One of the surprise hits of the literary season has been Kristen Lepionka’s The Last Place You Look. A surprise, not because it isn’t worthy – it most certainly is – but because the industry can never predict which debut novels will prove to be breakouts. In the case of The Last Place You Look, the stars aligned, and Lepionka is sure to be part of the crime fiction community for many years to come.
The Last Place You Look is the story of Roxane Weary, an unmotivated private investigator who finds herself intrigued by her latest assignment. When Roxane is hired by the sister of a man convicted of murdering his girlfriend’s parents – a girlfriend who also happened to have gone missing that same night – she thinks it is just another desperate attempt by a family member to bury their heads in the sand. However, with his execution day looming, Brad Stockton’s sister truly believes that she saw Sarah Cook alive and well and wants Roxane to find out why the girl disappeared fifteen years ago. Roxane needs the cash, so she takes the gig.

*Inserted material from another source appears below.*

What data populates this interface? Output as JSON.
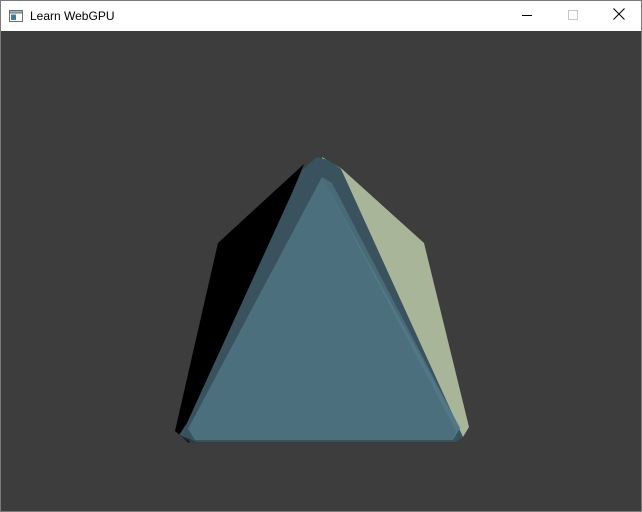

Not long after beginning her investigation, Roxane discovers that Sarah’s vanishing act may have ties to an unsolved murder case her father once worked on. Unfortunately, Roxane’s father recently died on the job, so any answers are going to need to come via Roxane’s own investigation.
Immediately from the first page, the reader knows they are in the hands of a consummate storyteller. Kristen Lepionka’s writing is impeccable and her plotting is traditional without becoming derivative. Much of the success of The Last Place You Look can be attributed to the character of Roxane Weary. She is a true original.
Bisexuality is a part of the Human Sexuality Spectrum that is virtually ignored, often denigrated, and almost always misunderstood. By crafting a bisexual character like Roxane Weary, Kristen Lepionka makes massive inroads towards invoking understanding and acceptance. Over the course of The Last Place You Look, Roxane juggles two complex relationships – one with a male and one with a female – and there will no doubt be readers who prefer one of the partners over the other. By allowing readers to watch Roxane navigate this personal side of her life, Lepionka elucidates much about Roxane’s character in general, without making her sexuality a huge plot point – revelatory without being patronizing.
The Last Place You Look is very much a PI novel, but Lepionka manages to infuse this vintage style with a modern flair and contemporary sensibility. In a world where surveillance is only an iPhone away, the PI novel can seem dated and unnecessary but authors like Alex Segura and now Kristen Lepionka have shown that by adding a bit of diversity to the trope, there is still plenty of life left in the sub-genre.
Kristen Lepionka and Roxane Weary are here to stay. Crime fiction readers love writers who take them to unexpected places with characters they can advocate for. The Last Place You Look easily fits the bill.
Disclaimer: A copy of this title were provided to BOLO Books by the publisher. No review was promised and the above is an unbiased review of the novel.